• _BRIEF_: Every line of the entries that holds the word "object" is to be copied.

*** Opening ENTRIES PROVIDED ***

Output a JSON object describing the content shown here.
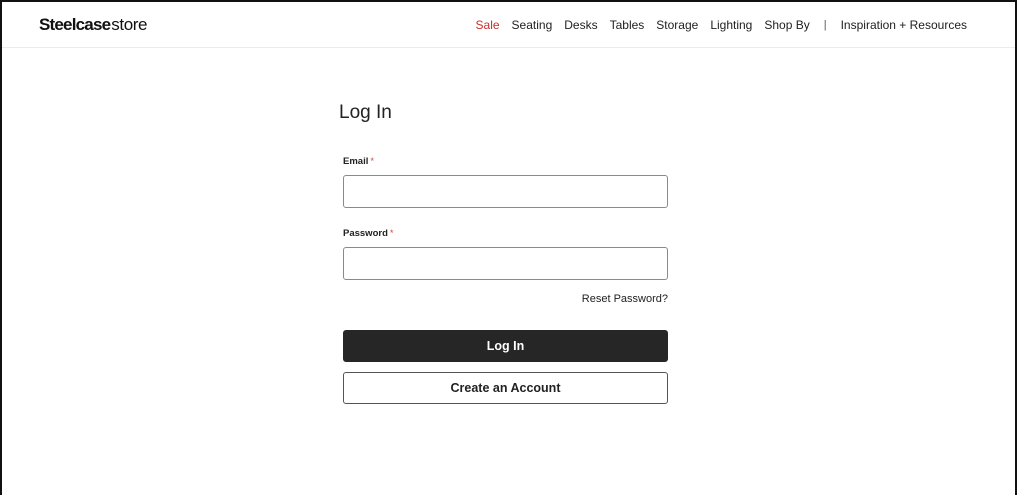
{
  "header": {
    "logo_brand": "Steelcase",
    "logo_suffix": "store",
    "nav": [
      {
        "label": "Sale"
      },
      {
        "label": "Seating"
      },
      {
        "label": "Desks"
      },
      {
        "label": "Tables"
      },
      {
        "label": "Storage"
      },
      {
        "label": "Lighting"
      },
      {
        "label": "Shop By"
      },
      {
        "label": "|"
      },
      {
        "label": "Inspiration + Resources"
      }
    ]
  },
  "login": {
    "title": "Log In",
    "email_label": "Email",
    "email_value": "",
    "password_label": "Password",
    "password_value": "",
    "required_mark": "*",
    "reset_link": "Reset Password?",
    "login_button": "Log In",
    "create_account_button": "Create an Account"
  },
  "colors": {
    "sale": "#c4302b",
    "primary_button": "#262626",
    "required": "#d04a46"
  }
}
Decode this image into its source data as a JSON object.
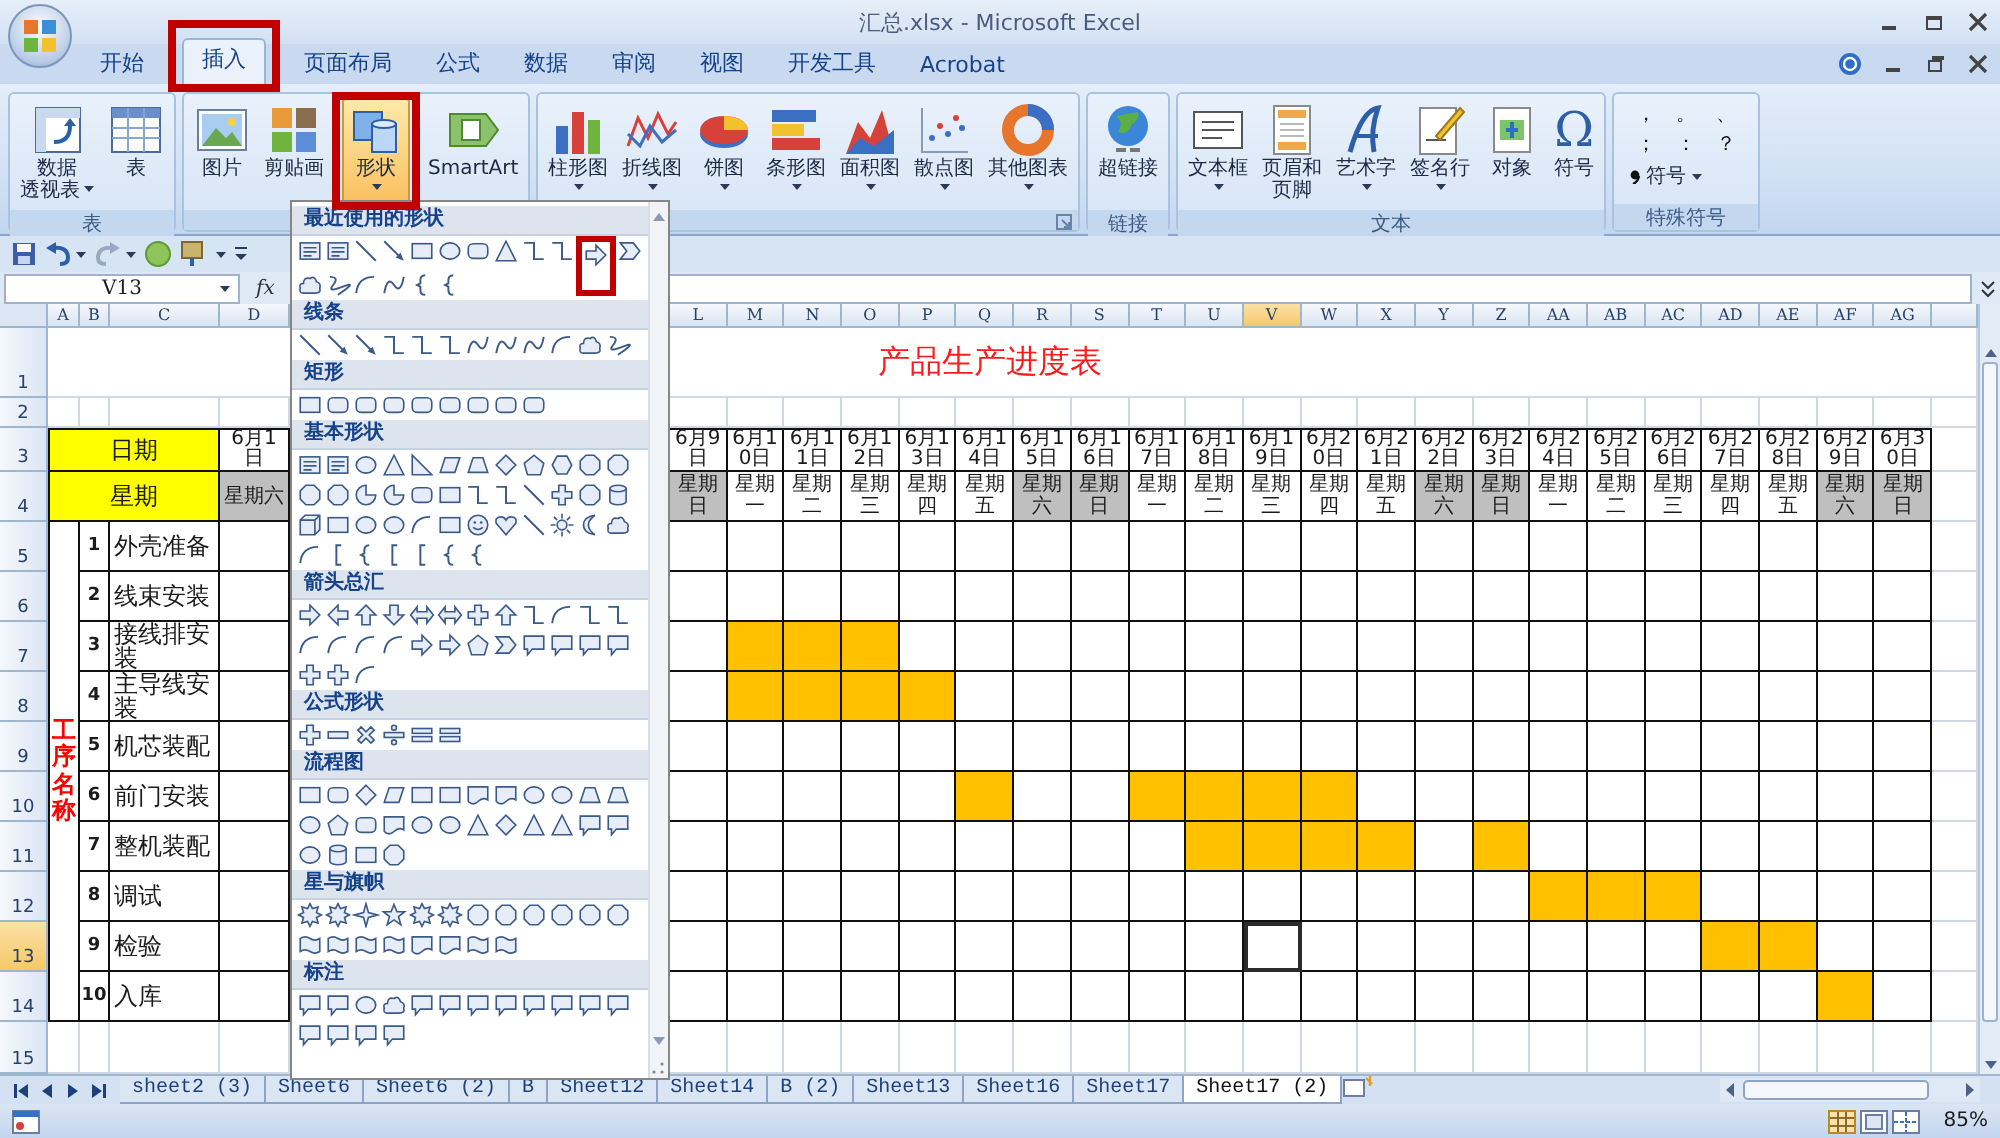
{
  "window": {
    "title": "汇总.xlsx - Microsoft Excel"
  },
  "ribbon_tabs": [
    {
      "label": "开始",
      "selected": false
    },
    {
      "label": "插入",
      "selected": true
    },
    {
      "label": "页面布局",
      "selected": false
    },
    {
      "label": "公式",
      "selected": false
    },
    {
      "label": "数据",
      "selected": false
    },
    {
      "label": "审阅",
      "selected": false
    },
    {
      "label": "视图",
      "selected": false
    },
    {
      "label": "开发工具",
      "selected": false
    },
    {
      "label": "Acrobat",
      "selected": false
    }
  ],
  "ribbon": {
    "groups": [
      {
        "kind": "buttons",
        "label": "表",
        "launcher": false,
        "buttons": [
          {
            "lines": [
              "数据",
              "透视表"
            ],
            "dropdown": true,
            "selected": false
          },
          {
            "label": "表",
            "dropdown": false,
            "selected": false
          }
        ]
      },
      {
        "kind": "buttons",
        "launcher": false,
        "buttons": [
          {
            "label": "图片",
            "dropdown": false,
            "selected": false
          },
          {
            "label": "剪贴画",
            "dropdown": false,
            "selected": false
          },
          {
            "label": "形状",
            "dropdown": true,
            "selected": true
          },
          {
            "label": "SmartArt",
            "dropdown": false,
            "selected": false
          }
        ]
      },
      {
        "kind": "buttons",
        "launcher": true,
        "buttons": [
          {
            "label": "柱形图",
            "dropdown": true,
            "selected": false
          },
          {
            "label": "折线图",
            "dropdown": true,
            "selected": false
          },
          {
            "label": "饼图",
            "dropdown": true,
            "selected": false
          },
          {
            "label": "条形图",
            "dropdown": true,
            "selected": false
          },
          {
            "label": "面积图",
            "dropdown": true,
            "selected": false
          },
          {
            "label": "散点图",
            "dropdown": true,
            "selected": false
          },
          {
            "label": "其他图表",
            "dropdown": true,
            "selected": false
          }
        ]
      },
      {
        "kind": "buttons",
        "label": "链接",
        "launcher": false,
        "buttons": [
          {
            "label": "超链接",
            "dropdown": false,
            "selected": false
          }
        ]
      },
      {
        "kind": "buttons",
        "label": "文本",
        "launcher": false,
        "buttons": [
          {
            "label": "文本框",
            "dropdown": true,
            "selected": false
          },
          {
            "lines": [
              "页眉和",
              "页脚"
            ],
            "dropdown": false,
            "selected": false
          },
          {
            "label": "艺术字",
            "dropdown": true,
            "selected": false
          },
          {
            "label": "签名行",
            "dropdown": true,
            "selected": false
          },
          {
            "label": "对象",
            "dropdown": false,
            "selected": false
          },
          {
            "label": "符号",
            "glyph": "Ω",
            "dropdown": false,
            "selected": false
          }
        ]
      },
      {
        "kind": "symbols",
        "label": "特殊符号",
        "launcher": false,
        "symbols": [
          "，",
          "。",
          "、",
          "；",
          "：",
          "？"
        ],
        "menu": {
          "label": "符号",
          "dropdown": true
        }
      }
    ]
  },
  "formula_bar": {
    "name_box": "V13",
    "function_label": "fx"
  },
  "shapes_menu": {
    "sections": [
      {
        "title": "最近使用的形状"
      },
      {
        "title": "线条"
      },
      {
        "title": "矩形"
      },
      {
        "title": "基本形状"
      },
      {
        "title": "箭头总汇"
      },
      {
        "title": "公式形状"
      },
      {
        "title": "流程图"
      },
      {
        "title": "星与旗帜"
      },
      {
        "title": "标注"
      }
    ]
  },
  "sheet": {
    "columns": [
      {
        "label": "A",
        "selected": false
      },
      {
        "label": "B",
        "selected": false
      },
      {
        "label": "C",
        "selected": false
      },
      {
        "label": "D",
        "selected": false
      },
      {
        "label": "L",
        "selected": false
      },
      {
        "label": "M",
        "selected": false
      },
      {
        "label": "N",
        "selected": false
      },
      {
        "label": "O",
        "selected": false
      },
      {
        "label": "P",
        "selected": false
      },
      {
        "label": "Q",
        "selected": false
      },
      {
        "label": "R",
        "selected": false
      },
      {
        "label": "S",
        "selected": false
      },
      {
        "label": "T",
        "selected": false
      },
      {
        "label": "U",
        "selected": false
      },
      {
        "label": "V",
        "selected": true
      },
      {
        "label": "W",
        "selected": false
      },
      {
        "label": "X",
        "selected": false
      },
      {
        "label": "Y",
        "selected": false
      },
      {
        "label": "Z",
        "selected": false
      },
      {
        "label": "AA",
        "selected": false
      },
      {
        "label": "AB",
        "selected": false
      },
      {
        "label": "AC",
        "selected": false
      },
      {
        "label": "AD",
        "selected": false
      },
      {
        "label": "AE",
        "selected": false
      },
      {
        "label": "AF",
        "selected": false
      },
      {
        "label": "AG",
        "selected": false
      }
    ],
    "rows": [
      {
        "label": "1",
        "selected": false
      },
      {
        "label": "2",
        "selected": false
      },
      {
        "label": "3",
        "selected": false
      },
      {
        "label": "4",
        "selected": false
      },
      {
        "label": "5",
        "selected": false
      },
      {
        "label": "6",
        "selected": false
      },
      {
        "label": "7",
        "selected": false
      },
      {
        "label": "8",
        "selected": false
      },
      {
        "label": "9",
        "selected": false
      },
      {
        "label": "10",
        "selected": false
      },
      {
        "label": "11",
        "selected": false
      },
      {
        "label": "12",
        "selected": false
      },
      {
        "label": "13",
        "selected": true
      },
      {
        "label": "14",
        "selected": false
      },
      {
        "label": "15",
        "selected": false
      }
    ],
    "title": "产品生产进度表",
    "date_label": "日期",
    "weekday_label": "星期",
    "process_label": "工序名称",
    "days": [
      {
        "date": "6月1日",
        "weekday": "星期六",
        "weekend": true
      },
      {
        "date": "6月9日",
        "weekday": "星期日",
        "weekend": true
      },
      {
        "date": "6月10日",
        "weekday": "星期一",
        "weekend": false
      },
      {
        "date": "6月11日",
        "weekday": "星期二",
        "weekend": false
      },
      {
        "date": "6月12日",
        "weekday": "星期三",
        "weekend": false
      },
      {
        "date": "6月13日",
        "weekday": "星期四",
        "weekend": false
      },
      {
        "date": "6月14日",
        "weekday": "星期五",
        "weekend": false
      },
      {
        "date": "6月15日",
        "weekday": "星期六",
        "weekend": true
      },
      {
        "date": "6月16日",
        "weekday": "星期日",
        "weekend": true
      },
      {
        "date": "6月17日",
        "weekday": "星期一",
        "weekend": false
      },
      {
        "date": "6月18日",
        "weekday": "星期二",
        "weekend": false
      },
      {
        "date": "6月19日",
        "weekday": "星期三",
        "weekend": false
      },
      {
        "date": "6月20日",
        "weekday": "星期四",
        "weekend": false
      },
      {
        "date": "6月21日",
        "weekday": "星期五",
        "weekend": false
      },
      {
        "date": "6月22日",
        "weekday": "星期六",
        "weekend": true
      },
      {
        "date": "6月23日",
        "weekday": "星期日",
        "weekend": true
      },
      {
        "date": "6月24日",
        "weekday": "星期一",
        "weekend": false
      },
      {
        "date": "6月25日",
        "weekday": "星期二",
        "weekend": false
      },
      {
        "date": "6月26日",
        "weekday": "星期三",
        "weekend": false
      },
      {
        "date": "6月27日",
        "weekday": "星期四",
        "weekend": false
      },
      {
        "date": "6月28日",
        "weekday": "星期五",
        "weekend": false
      },
      {
        "date": "6月29日",
        "weekday": "星期六",
        "weekend": true
      },
      {
        "date": "6月30日",
        "weekday": "星期日",
        "weekend": true
      }
    ],
    "tasks": [
      {
        "no": "1",
        "name": "外壳准备",
        "filled": [
          false,
          false,
          false,
          false,
          false,
          false,
          false,
          false,
          false,
          false,
          false,
          false,
          false,
          false,
          false,
          false,
          false,
          false,
          false,
          false,
          false,
          false,
          false
        ],
        "selected": [
          false,
          false,
          false,
          false,
          false,
          false,
          false,
          false,
          false,
          false,
          false,
          false,
          false,
          false,
          false,
          false,
          false,
          false,
          false,
          false,
          false,
          false,
          false
        ]
      },
      {
        "no": "2",
        "name": "线束安装",
        "filled": [
          false,
          false,
          false,
          false,
          false,
          false,
          false,
          false,
          false,
          false,
          false,
          false,
          false,
          false,
          false,
          false,
          false,
          false,
          false,
          false,
          false,
          false,
          false
        ],
        "selected": [
          false,
          false,
          false,
          false,
          false,
          false,
          false,
          false,
          false,
          false,
          false,
          false,
          false,
          false,
          false,
          false,
          false,
          false,
          false,
          false,
          false,
          false,
          false
        ]
      },
      {
        "no": "3",
        "name": "接线排安装",
        "filled": [
          false,
          false,
          true,
          true,
          true,
          false,
          false,
          false,
          false,
          false,
          false,
          false,
          false,
          false,
          false,
          false,
          false,
          false,
          false,
          false,
          false,
          false,
          false
        ],
        "selected": [
          false,
          false,
          false,
          false,
          false,
          false,
          false,
          false,
          false,
          false,
          false,
          false,
          false,
          false,
          false,
          false,
          false,
          false,
          false,
          false,
          false,
          false,
          false
        ]
      },
      {
        "no": "4",
        "name": "主导线安装",
        "filled": [
          false,
          false,
          true,
          true,
          true,
          true,
          false,
          false,
          false,
          false,
          false,
          false,
          false,
          false,
          false,
          false,
          false,
          false,
          false,
          false,
          false,
          false,
          false
        ],
        "selected": [
          false,
          false,
          false,
          false,
          false,
          false,
          false,
          false,
          false,
          false,
          false,
          false,
          false,
          false,
          false,
          false,
          false,
          false,
          false,
          false,
          false,
          false,
          false
        ]
      },
      {
        "no": "5",
        "name": "机芯装配",
        "filled": [
          false,
          false,
          false,
          false,
          false,
          false,
          false,
          false,
          false,
          false,
          false,
          false,
          false,
          false,
          false,
          false,
          false,
          false,
          false,
          false,
          false,
          false,
          false
        ],
        "selected": [
          false,
          false,
          false,
          false,
          false,
          false,
          false,
          false,
          false,
          false,
          false,
          false,
          false,
          false,
          false,
          false,
          false,
          false,
          false,
          false,
          false,
          false,
          false
        ]
      },
      {
        "no": "6",
        "name": "前门安装",
        "filled": [
          false,
          false,
          false,
          false,
          false,
          false,
          true,
          false,
          false,
          true,
          true,
          true,
          true,
          false,
          false,
          false,
          false,
          false,
          false,
          false,
          false,
          false,
          false
        ],
        "selected": [
          false,
          false,
          false,
          false,
          false,
          false,
          false,
          false,
          false,
          false,
          false,
          false,
          false,
          false,
          false,
          false,
          false,
          false,
          false,
          false,
          false,
          false,
          false
        ]
      },
      {
        "no": "7",
        "name": "整机装配",
        "filled": [
          false,
          false,
          false,
          false,
          false,
          false,
          false,
          false,
          false,
          false,
          true,
          true,
          true,
          true,
          false,
          true,
          false,
          false,
          false,
          false,
          false,
          false,
          false
        ],
        "selected": [
          false,
          false,
          false,
          false,
          false,
          false,
          false,
          false,
          false,
          false,
          false,
          false,
          false,
          false,
          false,
          false,
          false,
          false,
          false,
          false,
          false,
          false,
          false
        ]
      },
      {
        "no": "8",
        "name": "调试",
        "filled": [
          false,
          false,
          false,
          false,
          false,
          false,
          false,
          false,
          false,
          false,
          false,
          false,
          false,
          false,
          false,
          false,
          true,
          true,
          true,
          false,
          false,
          false,
          false
        ],
        "selected": [
          false,
          false,
          false,
          false,
          false,
          false,
          false,
          false,
          false,
          false,
          false,
          false,
          false,
          false,
          false,
          false,
          false,
          false,
          false,
          false,
          false,
          false,
          false
        ]
      },
      {
        "no": "9",
        "name": "检验",
        "filled": [
          false,
          false,
          false,
          false,
          false,
          false,
          false,
          false,
          false,
          false,
          false,
          false,
          false,
          false,
          false,
          false,
          false,
          false,
          false,
          true,
          true,
          false,
          false
        ],
        "selected": [
          false,
          false,
          false,
          false,
          false,
          false,
          false,
          false,
          false,
          false,
          false,
          true,
          false,
          false,
          false,
          false,
          false,
          false,
          false,
          false,
          false,
          false,
          false
        ]
      },
      {
        "no": "10",
        "name": "入库",
        "filled": [
          false,
          false,
          false,
          false,
          false,
          false,
          false,
          false,
          false,
          false,
          false,
          false,
          false,
          false,
          false,
          false,
          false,
          false,
          false,
          false,
          false,
          true,
          false
        ],
        "selected": [
          false,
          false,
          false,
          false,
          false,
          false,
          false,
          false,
          false,
          false,
          false,
          false,
          false,
          false,
          false,
          false,
          false,
          false,
          false,
          false,
          false,
          false,
          false
        ]
      }
    ]
  },
  "sheet_tabs": [
    {
      "label": "sheet2 (3)",
      "selected": false
    },
    {
      "label": "Sheet6",
      "selected": false
    },
    {
      "label": "Sheet6 (2)",
      "selected": false
    },
    {
      "label": "B",
      "selected": false
    },
    {
      "label": "Sheet12",
      "selected": false
    },
    {
      "label": "Sheet14",
      "selected": false
    },
    {
      "label": "B (2)",
      "selected": false
    },
    {
      "label": "Sheet13",
      "selected": false
    },
    {
      "label": "Sheet16",
      "selected": false
    },
    {
      "label": "Sheet17",
      "selected": false
    },
    {
      "label": "Sheet17 (2)",
      "selected": true
    }
  ],
  "status_bar": {
    "zoom": "85%"
  }
}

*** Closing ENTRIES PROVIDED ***

• _RESULT OF THIS TASK_:
Output a JSON object describing the content shown here.
Decode this image into its source data as a JSON object.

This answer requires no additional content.